In October 1981, the Dean of Salisbury Cathedral, Wiltshire, wrote to his parishioners to inform them that ‘a new resident will be observed in the Close.’1 The initially temporary figure subsequently became a permanent inhabitant of the genteel eighteenth-century Cathedral Close. At the centre of the Close is a sizable lawned square, surrounded by historic houses, including the Queen Anne period Mompesson House, which is now owned by the National Trust. Walking south towards the pale, pollution-tinged, Cathedral, along the east side of the Close, a substantial white painted gate stands ajar.

Within the Cathedral grounds, set on a truncated triangle of frayed and patch-worn grass, is the Walking Madonna. So slight that she is almost invisible – a mere shadow lost amongst the municipal clutter of four utility signs, the tall path light sited before the Cathedral porch and the apparently random rubble of large sandstone rocks on the east lawn. Her diminutive frame stands just less than 2 meters and is dominated by the scale of the Cathedral. Perhaps this tension of scale is a reference to humanity’s perceived insignificance against the presumed might of the Church. The dark patina of her bronze casting blends perfectly with the sombre gape of the huge perpendicular Gothic windows; her sun-tipped relief is lost in the reflected solar glint on the glass.

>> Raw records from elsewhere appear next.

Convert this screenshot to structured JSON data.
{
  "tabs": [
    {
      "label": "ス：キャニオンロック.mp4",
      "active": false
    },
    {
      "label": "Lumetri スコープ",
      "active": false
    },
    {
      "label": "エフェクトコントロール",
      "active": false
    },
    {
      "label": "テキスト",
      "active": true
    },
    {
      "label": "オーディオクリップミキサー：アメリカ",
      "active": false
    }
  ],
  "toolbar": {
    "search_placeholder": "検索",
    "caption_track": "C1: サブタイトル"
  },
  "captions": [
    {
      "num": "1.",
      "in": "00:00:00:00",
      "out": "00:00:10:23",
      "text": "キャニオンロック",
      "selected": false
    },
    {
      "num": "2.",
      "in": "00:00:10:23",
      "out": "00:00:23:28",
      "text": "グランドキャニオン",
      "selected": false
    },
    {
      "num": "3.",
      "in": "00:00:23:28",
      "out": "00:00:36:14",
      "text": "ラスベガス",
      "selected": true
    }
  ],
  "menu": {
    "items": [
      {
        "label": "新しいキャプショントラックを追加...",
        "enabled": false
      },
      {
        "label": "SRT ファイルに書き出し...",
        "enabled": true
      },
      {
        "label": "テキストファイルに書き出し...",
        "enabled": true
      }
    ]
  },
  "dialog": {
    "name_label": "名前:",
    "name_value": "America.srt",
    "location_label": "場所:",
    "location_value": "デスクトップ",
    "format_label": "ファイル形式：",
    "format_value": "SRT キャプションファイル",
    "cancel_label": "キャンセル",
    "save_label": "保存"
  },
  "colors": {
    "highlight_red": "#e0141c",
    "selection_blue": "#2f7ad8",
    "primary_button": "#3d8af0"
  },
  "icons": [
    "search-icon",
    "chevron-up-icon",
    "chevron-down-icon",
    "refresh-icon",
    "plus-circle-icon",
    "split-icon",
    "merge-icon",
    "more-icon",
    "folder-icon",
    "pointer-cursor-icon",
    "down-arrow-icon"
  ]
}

The tension of her suppressed anguish is visible in the slightest rise of her taut shoulders and grieving pinched-lip countenance; her modest demeanour echoes that of a nun, likened to Sister Raphael, the headmistress of the convent that Elisabeth Frink attended. The simplicity of the Madonna’s sackcloth textured clothing and waif-slender frame quietly proffers solace rather than chastisement for those who choose to meet her gaze or place their hand in her grasp-polished left hand. She is stilled by the depth of her thoughts, motionless, yet walking with resolute purpose. She strides forth into the Salisbury community, facing unexpectedly outwards, away from her spiritual home.

Recognising that Mary, the mother of Jesus, is conventionally considered to be a member of the community, the remarkable decision that Walking Madonna was to be placed ‘moving out from worship to be where human needs are to be met, not just in Salisbury but in the wide world’ was taken.2 In making this decision the parish elders, probably unknowingly, redefined the principle that traditional ecclesiastic sculptures were set apart from their brethren. Here the Walking Madonna integrates with the crowds, allowing her to gain the community’s acceptance. Viewers engage with her presence. Her face is aligned almost at eye level for an adult of average height and because she is plinth-less, her hand is often held; she stands within – rather than loftily above – the congregation as they arrive for and depart from services. Her siting does not detract from any sense of reverence, nor has she been vandalised. She simply exists beside the tourists, the worshipers and the locals who use the Cathedral pathways as a short-cut.

Those who take a moment to linger may appreciate this elderly lady’s grace; her slight form is powerfully engaging and, for the faithful, she may offer more than purely artistic appreciation.

  1. The Dean continued, ‘This figure symbolises … human dignity and creativity over militarism and totalitarian disregard for human dignity and rights.’ Stephen Gardiner, Frink (London: Harper Collins, 1998), pp.226-7.
  2. Ibid., p.227.